§ WHAT THE EXERCISE ASKS:
Copy out the records in full, word for word, without pictures.

Data records for software interfaces
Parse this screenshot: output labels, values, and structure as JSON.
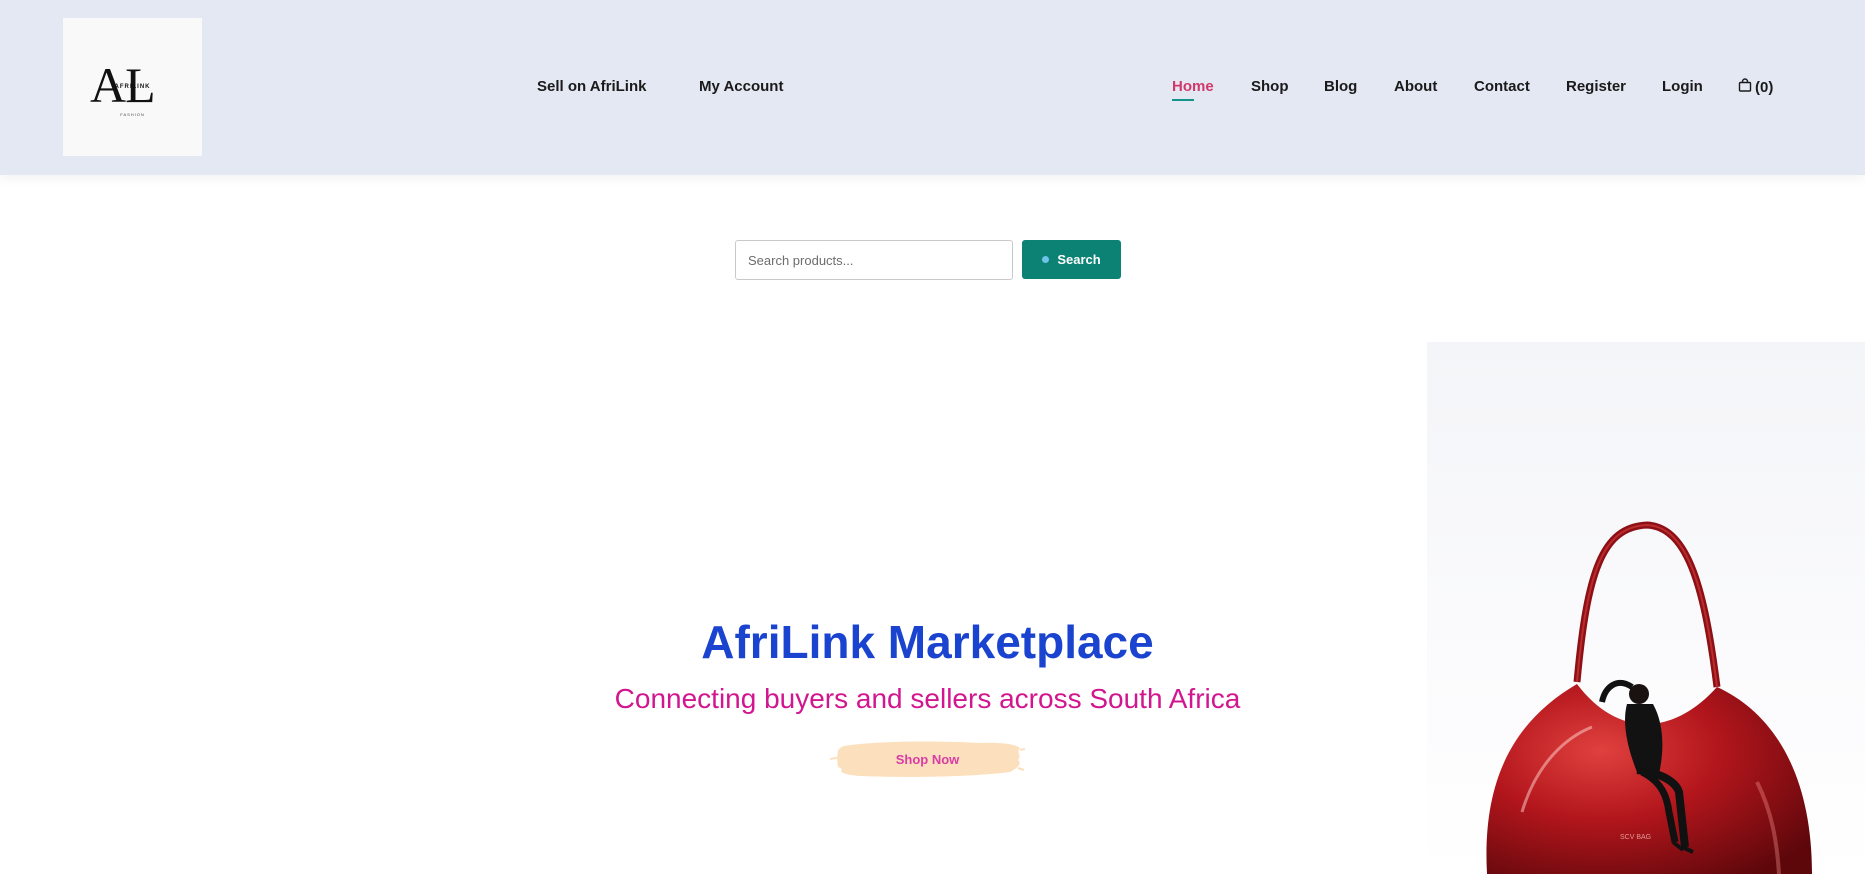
{
  "header": {
    "logo": {
      "monogram": "AL",
      "brand": "AFRILINK",
      "tagline": "FASHION"
    },
    "left_nav": [
      {
        "label": "Sell on AfriLink"
      },
      {
        "label": "My Account"
      }
    ],
    "main_nav": [
      {
        "label": "Home",
        "active": true
      },
      {
        "label": "Shop"
      },
      {
        "label": "Blog"
      },
      {
        "label": "About"
      },
      {
        "label": "Contact"
      },
      {
        "label": "Register"
      },
      {
        "label": "Login"
      }
    ],
    "cart": {
      "icon": "shopping-bag-icon",
      "count_label": "(0)"
    }
  },
  "search": {
    "placeholder": "Search products...",
    "button_label": "Search",
    "button_color": "#0c8275"
  },
  "hero": {
    "title": "AfriLink Marketplace",
    "subtitle": "Connecting buyers and sellers across South Africa",
    "cta_label": "Shop Now",
    "title_color": "#1a43cf",
    "subtitle_color": "#d1168f",
    "image": {
      "subject": "red handbag with seated figure",
      "bag_text": "SCV BAG"
    }
  },
  "colors": {
    "header_bg": "#e4e8f3",
    "nav_active": "#d2396b",
    "nav_active_underline": "#139389",
    "cta_brush": "#fce0bd"
  }
}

§ TASK OUTPUT:
Parse this screenshot: output labels, values, and structure as JSON.
{
  "header": {
    "logo": {
      "monogram": "AL",
      "brand": "AFRILINK",
      "tagline": "FASHION"
    },
    "left_nav": [
      {
        "label": "Sell on AfriLink"
      },
      {
        "label": "My Account"
      }
    ],
    "main_nav": [
      {
        "label": "Home",
        "active": true
      },
      {
        "label": "Shop"
      },
      {
        "label": "Blog"
      },
      {
        "label": "About"
      },
      {
        "label": "Contact"
      },
      {
        "label": "Register"
      },
      {
        "label": "Login"
      }
    ],
    "cart": {
      "icon": "shopping-bag-icon",
      "count_label": "(0)"
    }
  },
  "search": {
    "placeholder": "Search products...",
    "button_label": "Search",
    "button_color": "#0c8275"
  },
  "hero": {
    "title": "AfriLink Marketplace",
    "subtitle": "Connecting buyers and sellers across South Africa",
    "cta_label": "Shop Now",
    "title_color": "#1a43cf",
    "subtitle_color": "#d1168f",
    "image": {
      "subject": "red handbag with seated figure",
      "bag_text": "SCV BAG"
    }
  },
  "colors": {
    "header_bg": "#e4e8f3",
    "nav_active": "#d2396b",
    "nav_active_underline": "#139389",
    "cta_brush": "#fce0bd"
  }
}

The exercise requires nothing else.